TASK INPUTS START

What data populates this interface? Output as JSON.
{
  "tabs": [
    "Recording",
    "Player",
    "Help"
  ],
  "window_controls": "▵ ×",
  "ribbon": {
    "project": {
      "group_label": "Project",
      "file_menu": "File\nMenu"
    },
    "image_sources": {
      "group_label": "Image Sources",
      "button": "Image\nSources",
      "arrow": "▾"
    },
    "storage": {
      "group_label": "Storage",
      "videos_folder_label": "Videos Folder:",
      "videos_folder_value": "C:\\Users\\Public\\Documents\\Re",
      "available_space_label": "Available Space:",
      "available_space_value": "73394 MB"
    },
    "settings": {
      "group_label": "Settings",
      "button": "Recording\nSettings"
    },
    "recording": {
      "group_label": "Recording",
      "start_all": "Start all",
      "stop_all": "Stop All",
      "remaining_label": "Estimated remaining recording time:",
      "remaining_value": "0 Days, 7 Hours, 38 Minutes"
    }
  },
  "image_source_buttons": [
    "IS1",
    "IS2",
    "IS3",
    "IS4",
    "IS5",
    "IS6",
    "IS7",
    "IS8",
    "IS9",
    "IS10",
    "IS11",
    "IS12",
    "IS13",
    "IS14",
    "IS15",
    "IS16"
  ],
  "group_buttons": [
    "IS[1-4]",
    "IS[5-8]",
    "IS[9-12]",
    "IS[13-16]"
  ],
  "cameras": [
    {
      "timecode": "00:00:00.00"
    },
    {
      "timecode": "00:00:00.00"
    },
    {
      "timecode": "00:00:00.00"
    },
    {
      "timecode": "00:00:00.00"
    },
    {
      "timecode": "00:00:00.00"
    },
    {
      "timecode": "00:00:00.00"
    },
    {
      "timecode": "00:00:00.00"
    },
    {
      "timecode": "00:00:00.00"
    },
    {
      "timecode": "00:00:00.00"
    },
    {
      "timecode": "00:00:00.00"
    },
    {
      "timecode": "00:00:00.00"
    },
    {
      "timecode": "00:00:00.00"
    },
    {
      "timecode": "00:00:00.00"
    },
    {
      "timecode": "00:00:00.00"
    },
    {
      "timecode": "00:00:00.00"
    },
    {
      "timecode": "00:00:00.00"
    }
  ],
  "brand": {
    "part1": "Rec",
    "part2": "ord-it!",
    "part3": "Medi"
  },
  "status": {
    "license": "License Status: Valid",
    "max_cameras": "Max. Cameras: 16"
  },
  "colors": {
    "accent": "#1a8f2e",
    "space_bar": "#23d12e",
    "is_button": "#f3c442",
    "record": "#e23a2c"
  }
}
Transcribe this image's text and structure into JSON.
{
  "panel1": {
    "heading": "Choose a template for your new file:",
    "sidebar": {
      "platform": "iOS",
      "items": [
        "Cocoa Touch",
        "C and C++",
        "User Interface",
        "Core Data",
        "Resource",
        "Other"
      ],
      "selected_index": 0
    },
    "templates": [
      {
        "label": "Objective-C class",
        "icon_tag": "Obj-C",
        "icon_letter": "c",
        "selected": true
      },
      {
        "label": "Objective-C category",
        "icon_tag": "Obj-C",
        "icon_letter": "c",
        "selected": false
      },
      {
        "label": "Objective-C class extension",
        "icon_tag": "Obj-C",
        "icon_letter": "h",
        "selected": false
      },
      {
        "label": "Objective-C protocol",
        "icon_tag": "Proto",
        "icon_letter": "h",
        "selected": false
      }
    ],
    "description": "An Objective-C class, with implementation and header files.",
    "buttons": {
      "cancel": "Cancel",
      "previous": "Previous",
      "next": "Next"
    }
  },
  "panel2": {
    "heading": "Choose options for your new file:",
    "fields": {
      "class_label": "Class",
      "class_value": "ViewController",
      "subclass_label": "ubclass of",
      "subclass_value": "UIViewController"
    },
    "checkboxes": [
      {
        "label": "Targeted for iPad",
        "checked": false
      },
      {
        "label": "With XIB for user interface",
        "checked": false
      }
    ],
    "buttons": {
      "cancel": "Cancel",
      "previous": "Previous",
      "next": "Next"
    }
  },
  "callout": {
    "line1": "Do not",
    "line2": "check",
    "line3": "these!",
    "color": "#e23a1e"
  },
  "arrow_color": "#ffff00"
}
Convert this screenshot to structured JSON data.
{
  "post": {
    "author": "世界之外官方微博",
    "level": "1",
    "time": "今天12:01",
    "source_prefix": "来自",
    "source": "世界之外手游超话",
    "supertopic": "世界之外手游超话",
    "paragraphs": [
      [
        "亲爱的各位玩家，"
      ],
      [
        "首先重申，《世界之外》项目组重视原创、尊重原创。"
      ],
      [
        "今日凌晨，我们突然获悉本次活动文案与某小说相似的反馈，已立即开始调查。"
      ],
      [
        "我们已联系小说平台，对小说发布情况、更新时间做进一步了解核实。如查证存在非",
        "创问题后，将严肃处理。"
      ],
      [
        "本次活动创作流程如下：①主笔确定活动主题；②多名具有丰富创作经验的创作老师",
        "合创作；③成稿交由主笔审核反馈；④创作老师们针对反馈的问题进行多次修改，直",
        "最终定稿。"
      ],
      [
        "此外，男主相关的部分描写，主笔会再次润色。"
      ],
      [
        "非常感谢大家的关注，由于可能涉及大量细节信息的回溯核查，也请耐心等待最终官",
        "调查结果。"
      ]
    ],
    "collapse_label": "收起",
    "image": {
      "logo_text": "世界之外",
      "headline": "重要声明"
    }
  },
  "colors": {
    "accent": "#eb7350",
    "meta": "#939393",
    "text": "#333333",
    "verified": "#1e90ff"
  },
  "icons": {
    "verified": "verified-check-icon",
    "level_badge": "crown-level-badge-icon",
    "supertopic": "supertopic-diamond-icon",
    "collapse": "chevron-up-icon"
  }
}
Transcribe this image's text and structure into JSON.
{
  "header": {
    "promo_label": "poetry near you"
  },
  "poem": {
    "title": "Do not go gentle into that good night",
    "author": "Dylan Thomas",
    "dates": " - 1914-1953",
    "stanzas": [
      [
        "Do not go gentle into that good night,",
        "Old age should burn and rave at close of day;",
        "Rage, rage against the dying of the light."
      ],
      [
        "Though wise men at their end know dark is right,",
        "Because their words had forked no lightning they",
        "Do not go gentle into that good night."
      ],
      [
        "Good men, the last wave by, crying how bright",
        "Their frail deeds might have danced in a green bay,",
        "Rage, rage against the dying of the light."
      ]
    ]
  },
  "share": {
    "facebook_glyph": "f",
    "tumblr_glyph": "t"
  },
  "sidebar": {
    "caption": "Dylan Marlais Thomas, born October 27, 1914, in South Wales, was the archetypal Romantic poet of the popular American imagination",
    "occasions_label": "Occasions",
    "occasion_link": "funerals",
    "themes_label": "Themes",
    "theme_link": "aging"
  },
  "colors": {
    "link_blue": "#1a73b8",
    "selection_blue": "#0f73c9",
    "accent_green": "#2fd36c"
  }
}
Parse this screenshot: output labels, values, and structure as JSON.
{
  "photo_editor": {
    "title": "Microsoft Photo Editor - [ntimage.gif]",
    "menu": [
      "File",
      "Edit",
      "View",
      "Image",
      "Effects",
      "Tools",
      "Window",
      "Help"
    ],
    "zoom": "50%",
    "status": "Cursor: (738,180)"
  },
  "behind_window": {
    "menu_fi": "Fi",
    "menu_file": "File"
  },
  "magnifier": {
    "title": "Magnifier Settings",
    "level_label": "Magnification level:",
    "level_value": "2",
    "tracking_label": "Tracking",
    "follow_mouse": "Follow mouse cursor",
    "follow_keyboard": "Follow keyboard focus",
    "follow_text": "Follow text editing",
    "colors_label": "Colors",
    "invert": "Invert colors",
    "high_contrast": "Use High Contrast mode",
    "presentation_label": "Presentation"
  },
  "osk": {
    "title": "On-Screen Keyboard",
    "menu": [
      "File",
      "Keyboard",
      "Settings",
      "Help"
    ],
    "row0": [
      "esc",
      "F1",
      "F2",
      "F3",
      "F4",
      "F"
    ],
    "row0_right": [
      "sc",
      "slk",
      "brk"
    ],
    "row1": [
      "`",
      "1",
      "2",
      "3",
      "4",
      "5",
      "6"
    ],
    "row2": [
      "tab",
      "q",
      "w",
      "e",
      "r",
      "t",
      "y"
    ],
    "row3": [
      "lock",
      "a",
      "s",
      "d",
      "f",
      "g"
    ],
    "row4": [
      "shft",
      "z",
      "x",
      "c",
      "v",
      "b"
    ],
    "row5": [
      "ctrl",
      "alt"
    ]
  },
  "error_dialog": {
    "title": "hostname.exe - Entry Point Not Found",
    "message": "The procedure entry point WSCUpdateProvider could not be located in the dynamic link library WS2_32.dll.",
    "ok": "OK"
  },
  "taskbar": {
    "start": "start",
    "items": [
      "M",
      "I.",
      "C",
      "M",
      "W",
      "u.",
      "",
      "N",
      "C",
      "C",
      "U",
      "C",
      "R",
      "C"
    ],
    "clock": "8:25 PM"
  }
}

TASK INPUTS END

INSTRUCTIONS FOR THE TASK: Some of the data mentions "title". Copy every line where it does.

RESPONSE FOR THIS EXERCISE:
    "title": "Do not go gentle into that good night",
    "title": "Microsoft Photo Editor - [ntimage.gif]",
    "title": "Magnifier Settings",
    "title": "On-Screen Keyboard",
    "title": "hostname.exe - Entry Point Not Found",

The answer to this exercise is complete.